General Gregg (who had just arrived with his brigade from Port Hudson and was then at Raymond) fully advised off the enemy's movements.
On the 11th, Brigadier General John Adams, commanding at Jackson, was directed to hurry forward, as fast as they could arrive, the troops from South Carolina, to re-enforce Brigadier-General Gregg at Raymond. At this time information was received from Brigadier-General Tilghman that the enemy was in force opposite Baldwin's Ferry, and Gregg was notified accordingly, and informed that the enemy's movements were apparently toward the Big Black Bridge, and not, as had been supposed, against Jackson.
On the 12th, the following was addressed to Major-General Stevenson:
From information received, it is evident the enemy is advancing in force on Edwards Depot and Big Black Bridge; hot skirmishing has been going on all the morning, and the enemy are at Fourteen-Mile Creek. You must move up with your whole DIVISION to the support of Loring and Bowen at the bridge, leaving Baldwin's and Moore's brigades to protect your right.

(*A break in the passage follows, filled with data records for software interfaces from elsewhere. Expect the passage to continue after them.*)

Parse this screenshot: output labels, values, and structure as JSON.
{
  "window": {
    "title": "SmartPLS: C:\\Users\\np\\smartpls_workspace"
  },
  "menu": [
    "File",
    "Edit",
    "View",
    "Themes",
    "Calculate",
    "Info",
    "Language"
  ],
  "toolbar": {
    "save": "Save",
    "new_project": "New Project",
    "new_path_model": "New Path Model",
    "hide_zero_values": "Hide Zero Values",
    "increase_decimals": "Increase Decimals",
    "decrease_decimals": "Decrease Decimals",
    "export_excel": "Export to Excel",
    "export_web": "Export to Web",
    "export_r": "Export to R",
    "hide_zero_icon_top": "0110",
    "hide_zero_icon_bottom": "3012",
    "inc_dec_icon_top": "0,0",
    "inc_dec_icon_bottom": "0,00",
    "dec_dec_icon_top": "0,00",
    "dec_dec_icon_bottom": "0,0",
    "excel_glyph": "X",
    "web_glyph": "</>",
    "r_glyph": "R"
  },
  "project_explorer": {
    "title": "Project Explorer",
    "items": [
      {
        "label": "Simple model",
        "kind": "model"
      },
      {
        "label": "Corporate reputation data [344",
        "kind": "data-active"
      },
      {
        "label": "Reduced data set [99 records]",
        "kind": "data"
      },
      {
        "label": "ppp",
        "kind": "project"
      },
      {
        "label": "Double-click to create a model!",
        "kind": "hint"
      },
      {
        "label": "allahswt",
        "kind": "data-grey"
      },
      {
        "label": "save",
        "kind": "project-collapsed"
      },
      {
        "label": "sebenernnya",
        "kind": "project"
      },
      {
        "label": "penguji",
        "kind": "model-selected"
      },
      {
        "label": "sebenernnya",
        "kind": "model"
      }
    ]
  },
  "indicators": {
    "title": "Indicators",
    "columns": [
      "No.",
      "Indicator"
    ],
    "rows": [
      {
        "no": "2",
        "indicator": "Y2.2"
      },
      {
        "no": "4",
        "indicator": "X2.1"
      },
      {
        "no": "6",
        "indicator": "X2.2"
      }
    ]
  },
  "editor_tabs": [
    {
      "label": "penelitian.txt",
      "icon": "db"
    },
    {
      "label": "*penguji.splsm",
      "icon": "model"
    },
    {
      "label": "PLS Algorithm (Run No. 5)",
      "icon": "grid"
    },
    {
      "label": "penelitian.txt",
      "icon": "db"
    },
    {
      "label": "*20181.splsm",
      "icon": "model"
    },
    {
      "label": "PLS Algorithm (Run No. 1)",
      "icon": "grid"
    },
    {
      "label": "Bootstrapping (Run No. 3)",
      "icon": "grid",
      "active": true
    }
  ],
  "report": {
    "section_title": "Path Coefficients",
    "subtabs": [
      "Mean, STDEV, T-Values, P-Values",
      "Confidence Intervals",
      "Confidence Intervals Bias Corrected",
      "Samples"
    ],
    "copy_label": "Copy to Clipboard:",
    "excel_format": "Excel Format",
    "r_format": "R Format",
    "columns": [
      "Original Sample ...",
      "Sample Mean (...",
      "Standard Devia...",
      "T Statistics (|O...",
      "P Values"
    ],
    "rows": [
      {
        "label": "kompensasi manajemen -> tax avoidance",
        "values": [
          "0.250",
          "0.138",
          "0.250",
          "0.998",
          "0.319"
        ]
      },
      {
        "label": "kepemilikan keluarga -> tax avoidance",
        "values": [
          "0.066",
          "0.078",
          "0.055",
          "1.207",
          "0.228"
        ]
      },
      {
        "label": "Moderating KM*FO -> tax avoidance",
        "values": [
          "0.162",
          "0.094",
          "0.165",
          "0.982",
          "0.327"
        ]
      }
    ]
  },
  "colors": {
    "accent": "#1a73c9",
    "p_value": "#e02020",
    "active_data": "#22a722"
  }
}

In consequence of this information, Brigadier-General Gregg was ordered not to attack the enemy until he was engaged at Edwards or the bridge, but to be ready to fall on his rear or flank at any moment, and to be particularly cautious not to allow himself to be flanked or taken in the rear. Thus it will be seen that every measure had been taken to protect Edwards Depot and Big Black Bridge, and, by offering or accepting battle, to endeavor to preserve my communications with the east. At this juncture, however, the battle of Raymond was fought by a large body of the enemy's forces and one brigade of our troops under the command of Brigadier-General Gregg.
I have received no official report of that affair, and hence cannot say how it was fought or by whom the engagement was brought on. Unofficial information represents Brigadier-General Gregg and his small command to have behaved with great gallantry and steadiness, but after an obstinate conflict of several hours they were finally overwhelmed by superior numbers and compelled to retire. The command was with drawn in good order, and retired to Jackson.
On the 14th, a large body of the enemy made their appearance in front of Jackson, the capital of the State. After some fighting, our troops were withdrawn, and the enemy took possession of the place; but as General Johnston was commanding there in person, his official report, which has doubtless gone forward, will furnish all the information required.
On the 12th, the following telegram was sent to General J. E. Johnston:
The enemy is apparently moving his heavy force toward Edward Depot, on Southern Railroad; with my limited force I will do all I can to meet him. That will be the battle-field if I can carry forward sufficient force, leaving troops enough to secure the safety of this place (Vicksburg). Re-enforcements are arriving very slowly, only 1,500 having arrived as yet. I urgently ask that more be sent; also that 3,000 cavalry be at once sent to operate on this line. I urge this as a positive necessity. The enemy largely outnumber me, and I am obliged to hold back a large force at the ferries on Big Black lest he cross and take this place. I am also compelled to keep considerable force on either flank of Vicksburg out of supporting distance.
The same dispatch was also sent to His Excellency President Davis on the same date.
The DIVISIONS of Major-Generals Loring and Stevenson moved from the line they had occupied between Warrenton and Big Black Bridge to Edwards Depot, General Stevenson being directed to keep well closed upon the rear of General Loring's column.